— Tribal people have been since long demanding food security — it is time that the Forest Rights Act be implemented in Kerala seriously so that their food security is assured. The other group that has always prioritized food security is the fisherfolk, and their demands should be addressed immediately. The ban on middle-men in selling the catch has been welcomed by Kerala’s fishers – this may be a good start.
— Urban and semi-urban homes should be made to have a mandatory food patch, of greens, moringa, papaya, kanthari chillies, and tubers, all of which require little space and tending — that is, they do not demand more labour — and those that don’t have land should be helped with terrace gardening.
— All urban buildings and houses should be made to plant a minimum number of fruit trees including a coconut tree around them even if that means that the tile-paved courtyard will have to be dug up.
— There should be a total ban on the felling of all fruit trees, from the larger ones like jackfruit and mango, to the small ones like guava and bird-cherry.
— All tourist resorts, hotels, and other such institutions where food is prepared and served should be required to necessarily devote a certain portion of their land to farming their own food.
What I mean is that there are ways to meet this challenge without placing yet another burden on the shoulders of Kudumbashree women. But the foremost challenge in achieving a paradigm shift in development is that of building dialogue and consensus.
Here I do despair.

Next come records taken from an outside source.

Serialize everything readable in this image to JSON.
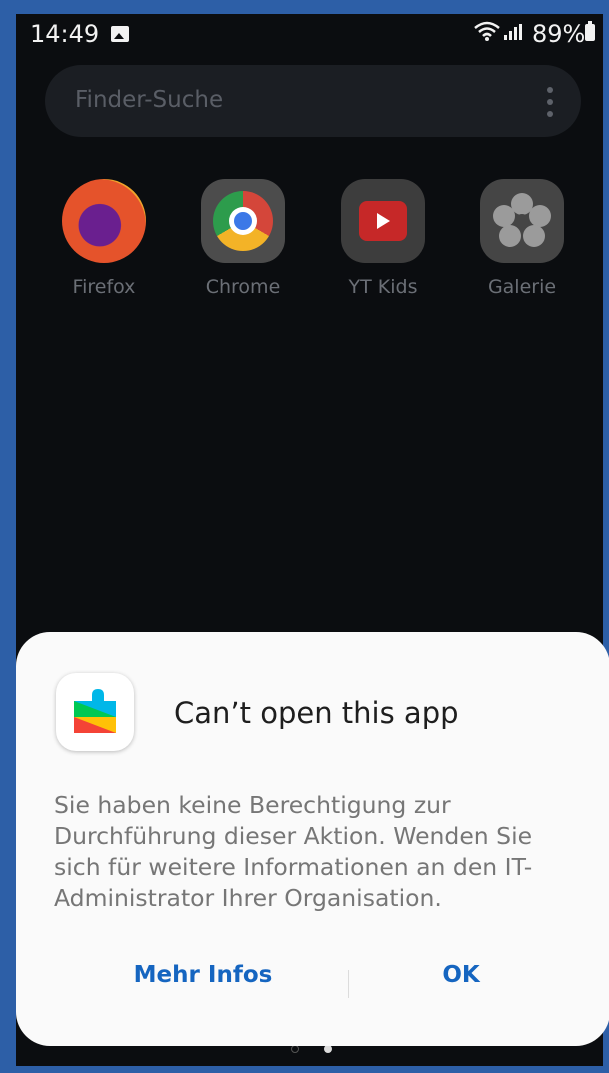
{
  "status_bar": {
    "time": "14:49",
    "battery_percent": "89%",
    "icons": [
      "image-icon",
      "wifi-icon",
      "signal-icon",
      "battery-charging-icon"
    ]
  },
  "search": {
    "placeholder": "Finder-Suche"
  },
  "apps": [
    {
      "label": "Firefox",
      "icon": "firefox-icon"
    },
    {
      "label": "Chrome",
      "icon": "chrome-icon"
    },
    {
      "label": "YT Kids",
      "icon": "youtube-kids-icon"
    },
    {
      "label": "Galerie",
      "icon": "gallery-icon"
    }
  ],
  "dialog": {
    "icon": "google-play-services-icon",
    "title": "Can’t open this app",
    "message": "Sie haben keine Berechtigung zur Durchführung dieser Aktion. Wenden Sie sich für weitere Informationen an den IT-Administrator Ihrer Organisation.",
    "buttons": {
      "more_info": "Mehr Infos",
      "ok": "OK"
    }
  },
  "page_indicator": {
    "count": 2,
    "active": 2
  },
  "colors": {
    "frame": "#2d5fa7",
    "background": "#0b0d10",
    "dialog": "#fafafa",
    "accent": "#1565c0"
  }
}
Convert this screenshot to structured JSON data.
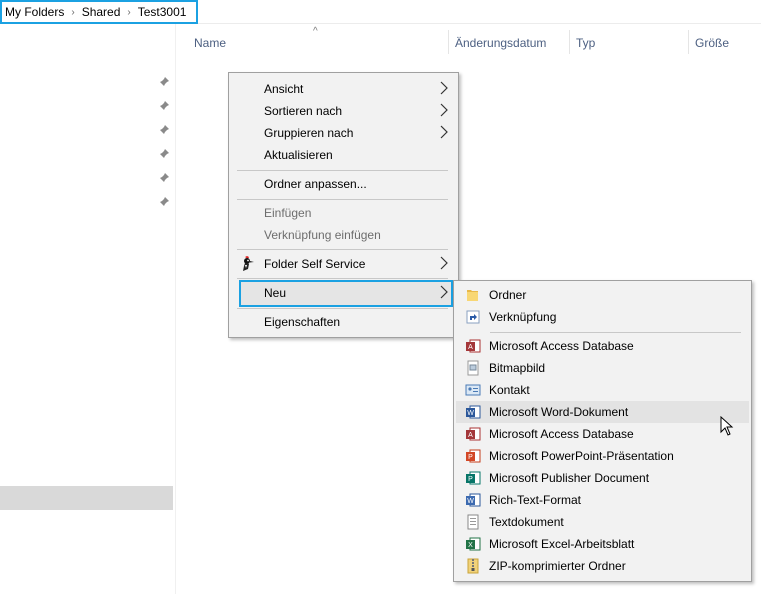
{
  "breadcrumb": {
    "items": [
      "My Folders",
      "Shared",
      "Test3001"
    ],
    "separator": "›"
  },
  "columns": {
    "name": "Name",
    "modified": "Änderungsdatum",
    "type": "Typ",
    "size": "Größe"
  },
  "context_menu": {
    "items": [
      {
        "label": "Ansicht",
        "submenu": true
      },
      {
        "label": "Sortieren nach",
        "submenu": true
      },
      {
        "label": "Gruppieren nach",
        "submenu": true
      },
      {
        "label": "Aktualisieren"
      },
      {
        "label": "Ordner anpassen..."
      },
      {
        "label": "Einfügen",
        "disabled": true
      },
      {
        "label": "Verknüpfung einfügen",
        "disabled": true
      },
      {
        "label": "Folder Self Service",
        "submenu": true,
        "icon": "woodpecker-icon"
      },
      {
        "label": "Neu",
        "submenu": true,
        "highlighted": true
      },
      {
        "label": "Eigenschaften"
      }
    ]
  },
  "new_submenu": {
    "items": [
      {
        "label": "Ordner",
        "icon": "folder-icon"
      },
      {
        "label": "Verknüpfung",
        "icon": "shortcut-icon"
      },
      {
        "label": "Microsoft Access Database",
        "icon": "access-icon"
      },
      {
        "label": "Bitmapbild",
        "icon": "bitmap-icon"
      },
      {
        "label": "Kontakt",
        "icon": "contact-icon"
      },
      {
        "label": "Microsoft Word-Dokument",
        "icon": "word-icon",
        "hovered": true
      },
      {
        "label": "Microsoft Access Database",
        "icon": "access-icon"
      },
      {
        "label": "Microsoft PowerPoint-Präsentation",
        "icon": "powerpoint-icon"
      },
      {
        "label": "Microsoft Publisher Document",
        "icon": "publisher-icon"
      },
      {
        "label": "Rich-Text-Format",
        "icon": "rtf-icon"
      },
      {
        "label": "Textdokument",
        "icon": "text-document-icon"
      },
      {
        "label": "Microsoft Excel-Arbeitsblatt",
        "icon": "excel-icon"
      },
      {
        "label": "ZIP-komprimierter Ordner",
        "icon": "zip-folder-icon"
      }
    ]
  },
  "colors": {
    "highlight_border": "#1ba1e2",
    "menu_background": "#f2f2f2",
    "column_header_text": "#4d6082"
  }
}
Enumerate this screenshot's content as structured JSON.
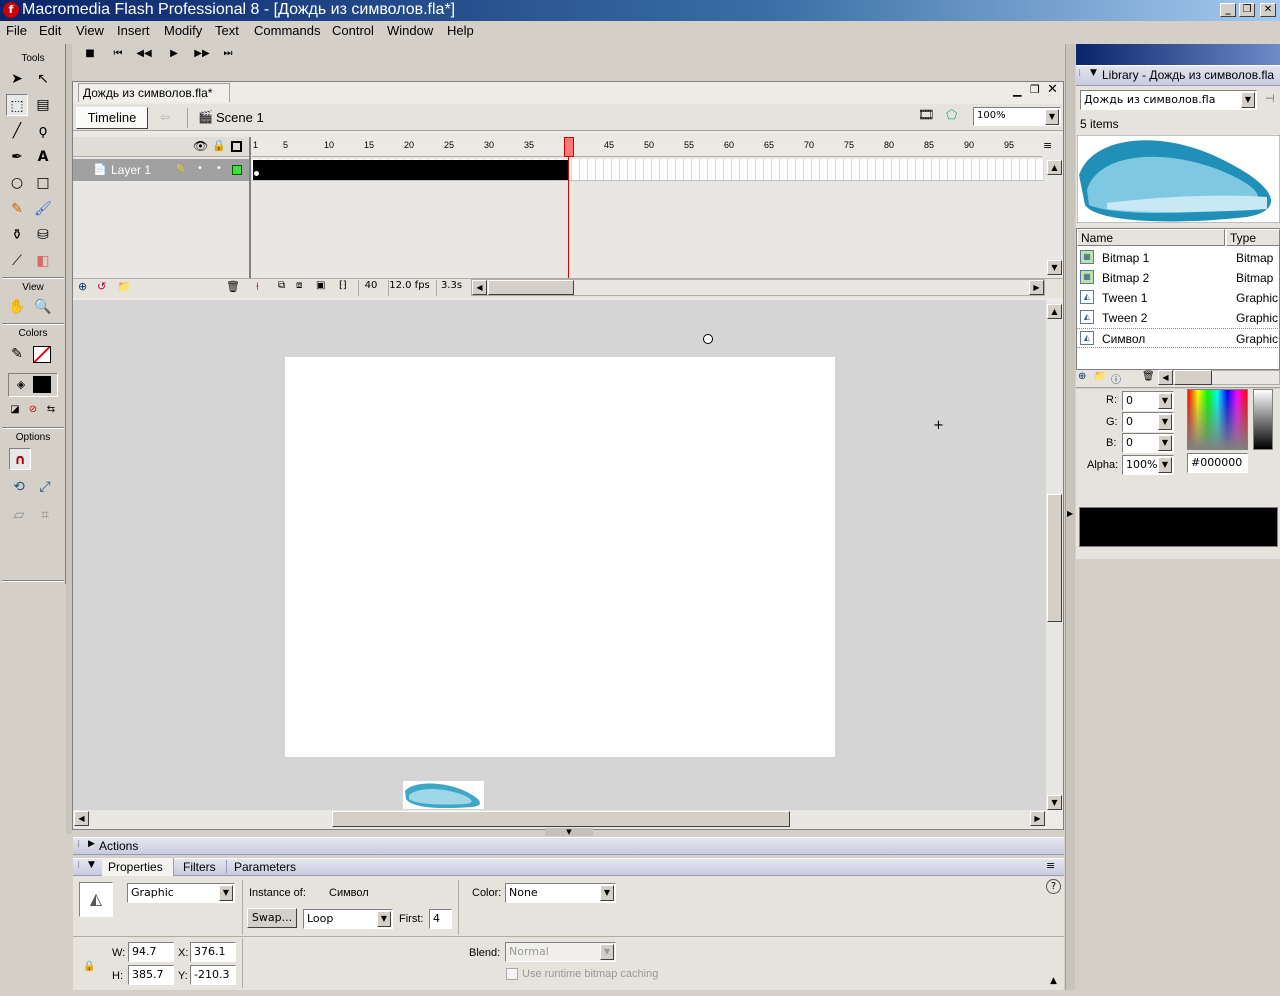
{
  "window": {
    "title": "Macromedia Flash Professional 8 - [Дождь из символов.fla*]",
    "min_label": "_",
    "restore_label": "❐",
    "close_label": "✕"
  },
  "menu": [
    "File",
    "Edit",
    "View",
    "Insert",
    "Modify",
    "Text",
    "Commands",
    "Control",
    "Window",
    "Help"
  ],
  "controller": [
    "■",
    "⏮",
    "◀◀",
    "▶",
    "▶▶",
    "⏭"
  ],
  "tools": {
    "title": "Tools",
    "view_label": "View",
    "colors_label": "Colors",
    "options_label": "Options"
  },
  "document": {
    "tab_title": "Дождь из символов.fla*",
    "timeline_button": "Timeline",
    "scene_label": "Scene 1",
    "zoom": "100%"
  },
  "timeline": {
    "layer_name": "Layer 1",
    "ruler_ticks": [
      "1",
      "5",
      "10",
      "15",
      "20",
      "25",
      "30",
      "35",
      "40",
      "45",
      "50",
      "55",
      "60",
      "65",
      "70",
      "75",
      "80",
      "85",
      "90",
      "95"
    ],
    "current_frame": "40",
    "fps": "12.0 fps",
    "elapsed": "3.3s"
  },
  "panels": {
    "actions_label": "Actions",
    "properties_tab": "Properties",
    "filters_tab": "Filters",
    "parameters_tab": "Parameters"
  },
  "properties": {
    "symbol_behavior": "Graphic",
    "instance_of_label": "Instance of:",
    "instance_of_value": "Символ",
    "swap_button": "Swap...",
    "loop_value": "Loop",
    "first_label": "First:",
    "first_value": "4",
    "color_label": "Color:",
    "color_value": "None",
    "w_label": "W:",
    "w_value": "94.7",
    "h_label": "H:",
    "h_value": "385.7",
    "x_label": "X:",
    "x_value": "376.1",
    "y_label": "Y:",
    "y_value": "-210.3",
    "blend_label": "Blend:",
    "blend_value": "Normal",
    "cache_label": "Use runtime bitmap caching",
    "help_icon": "?"
  },
  "library": {
    "title": "Library - Дождь из символов.fla",
    "document_select": "Дождь из символов.fla",
    "items_count": "5 items",
    "col_name": "Name",
    "col_type": "Type",
    "items": [
      {
        "name": "Bitmap 1",
        "type": "Bitmap"
      },
      {
        "name": "Bitmap 2",
        "type": "Bitmap"
      },
      {
        "name": "Tween 1",
        "type": "Graphic"
      },
      {
        "name": "Tween 2",
        "type": "Graphic"
      },
      {
        "name": "Символ",
        "type": "Graphic"
      }
    ]
  },
  "color_mixer": {
    "r_label": "R:",
    "r_value": "0",
    "g_label": "G:",
    "g_value": "0",
    "b_label": "B:",
    "b_value": "0",
    "alpha_label": "Alpha:",
    "alpha_value": "100%",
    "hex_value": "#000000"
  }
}
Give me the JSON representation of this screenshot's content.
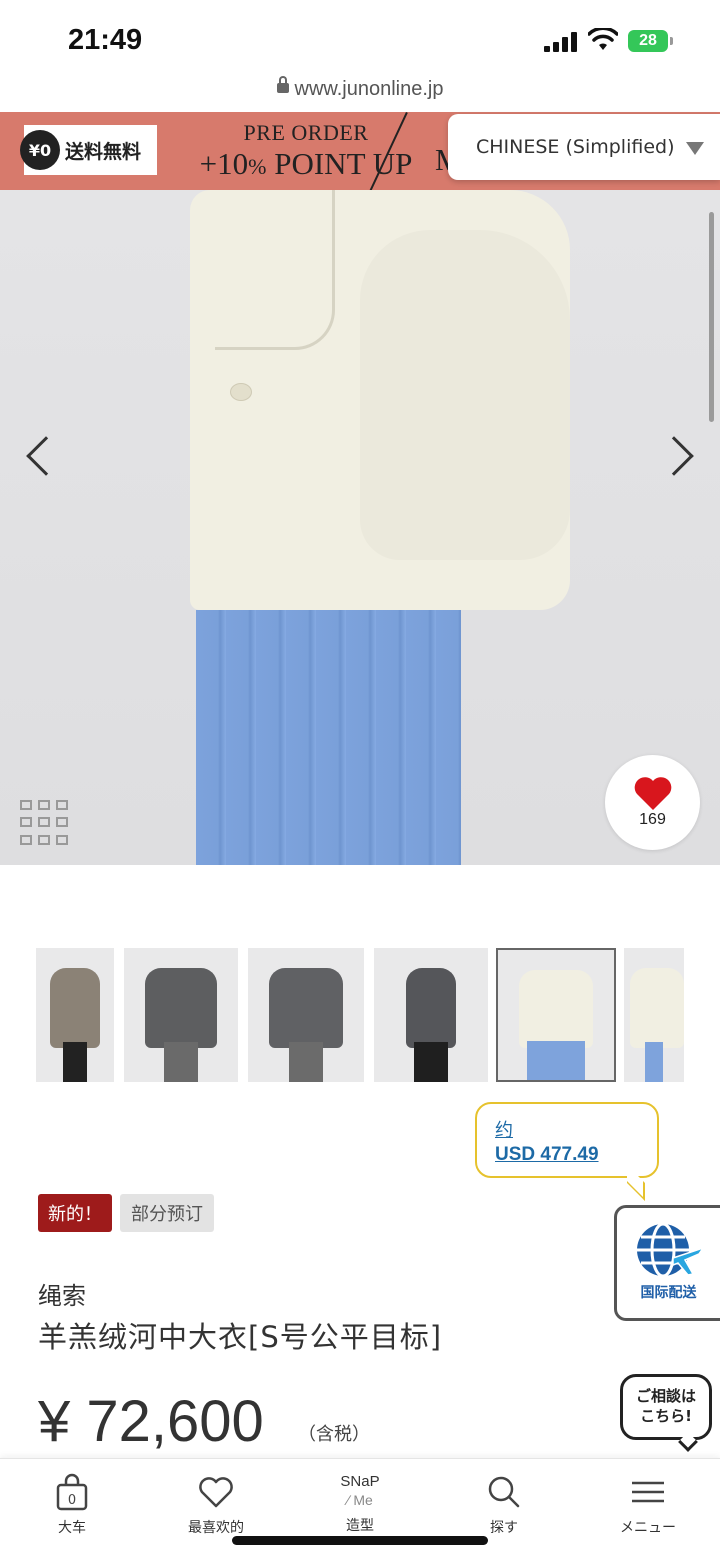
{
  "status_bar": {
    "time": "21:49",
    "battery": "28"
  },
  "browser": {
    "url": "www.junonline.jp"
  },
  "banner": {
    "yen_badge": "¥0",
    "free_shipping": "送料無料",
    "preorder_line1": "PRE ORDER",
    "preorder_line2_main": "+10",
    "preorder_line2_small": "%",
    "preorder_line2_tail": " POINT UP",
    "cut_text": "M"
  },
  "language_select": {
    "value": "CHINESE (Simplified)"
  },
  "gallery": {
    "favorite_count": "169"
  },
  "currency": {
    "about": "约",
    "amount": "USD 477.49"
  },
  "tags": {
    "new": "新的！",
    "preorder": "部分预订"
  },
  "shipping_badge": {
    "label": "国际配送"
  },
  "product": {
    "brand": "绳索",
    "name": "羊羔绒河中大衣[S号公平目标]",
    "price": "¥ 72,600",
    "tax": "（含税）"
  },
  "consult": {
    "line1": "ご相談は",
    "line2": "こちら!"
  },
  "nav": {
    "cart_label": "大车",
    "cart_count": "0",
    "favorites_label": "最喜欢的",
    "snap_top": "SNaP",
    "snap_bottom": "∕ Me",
    "style_label": "造型",
    "search_label": "探す",
    "menu_label": "メニュー"
  },
  "colors": {
    "banner": "#d77a6c",
    "new_tag": "#9e1b1b",
    "link": "#1d6aa6",
    "tooltip_border": "#e6c22d",
    "heart": "#d8161d"
  },
  "icons": [
    "signal-icon",
    "wifi-icon",
    "battery-icon",
    "lock-icon",
    "chevron-down-icon",
    "chevron-left-icon",
    "chevron-right-icon",
    "grid-icon",
    "heart-icon",
    "globe-plane-icon",
    "cart-icon",
    "heart-outline-icon",
    "search-icon",
    "menu-icon"
  ]
}
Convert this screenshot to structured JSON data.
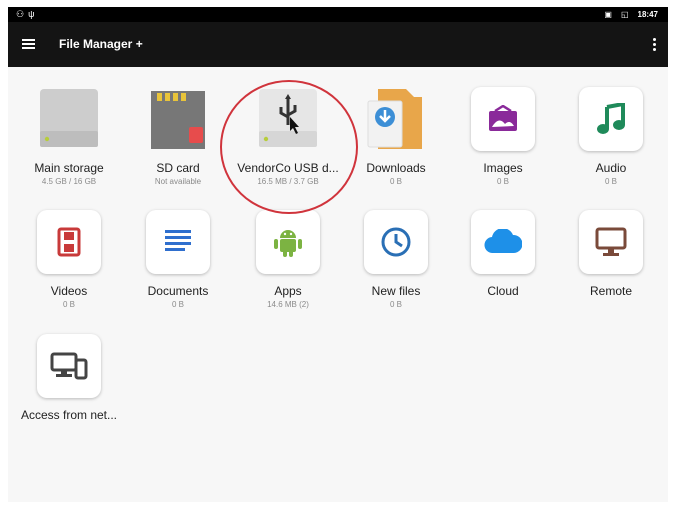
{
  "status_bar": {
    "time": "18:47"
  },
  "toolbar": {
    "title": "File Manager +"
  },
  "items": [
    {
      "label": "Main storage",
      "sub": "4.5 GB / 16 GB",
      "icon": "storage-drive-icon"
    },
    {
      "label": "SD card",
      "sub": "Not available",
      "icon": "sd-card-icon"
    },
    {
      "label": "VendorCo USB d...",
      "sub": "16.5 MB / 3.7 GB",
      "icon": "usb-drive-icon"
    },
    {
      "label": "Downloads",
      "sub": "0 B",
      "icon": "downloads-folder-icon"
    },
    {
      "label": "Images",
      "sub": "0 B",
      "icon": "images-icon"
    },
    {
      "label": "Audio",
      "sub": "0 B",
      "icon": "audio-icon"
    },
    {
      "label": "Videos",
      "sub": "0 B",
      "icon": "videos-icon"
    },
    {
      "label": "Documents",
      "sub": "0 B",
      "icon": "documents-icon"
    },
    {
      "label": "Apps",
      "sub": "14.6 MB (2)",
      "icon": "android-apps-icon"
    },
    {
      "label": "New files",
      "sub": "0 B",
      "icon": "clock-icon"
    },
    {
      "label": "Cloud",
      "sub": "",
      "icon": "cloud-icon"
    },
    {
      "label": "Remote",
      "sub": "",
      "icon": "monitor-icon"
    },
    {
      "label": "Access from net...",
      "sub": "",
      "icon": "network-devices-icon"
    }
  ],
  "colors": {
    "annotation_circle": "#d0343c",
    "images": "#8a2a9a",
    "audio": "#1f8a5a",
    "videos": "#c83a3a",
    "documents": "#2f6fce",
    "apps": "#7cb342",
    "new_files": "#2a6fb5",
    "cloud": "#1e90e8",
    "remote": "#7a4a3a"
  }
}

Because it appears that governments in the age of Trumpism and Moditva — and we are no exception — seem to have in general grown addicted to anti-dialogue and the top-down command model. A shift in our fundamentals requires the willingness to reach out to different sections of society, listen patiently and without judgment, and come to terms with changes that may be uncomfortable. And Kerala is so utterly polarised. There is shameful shoving and pushing on the ground between political parties to own relief work and even to favour their supporters. There is no hope of dialogue it seems even within the political class.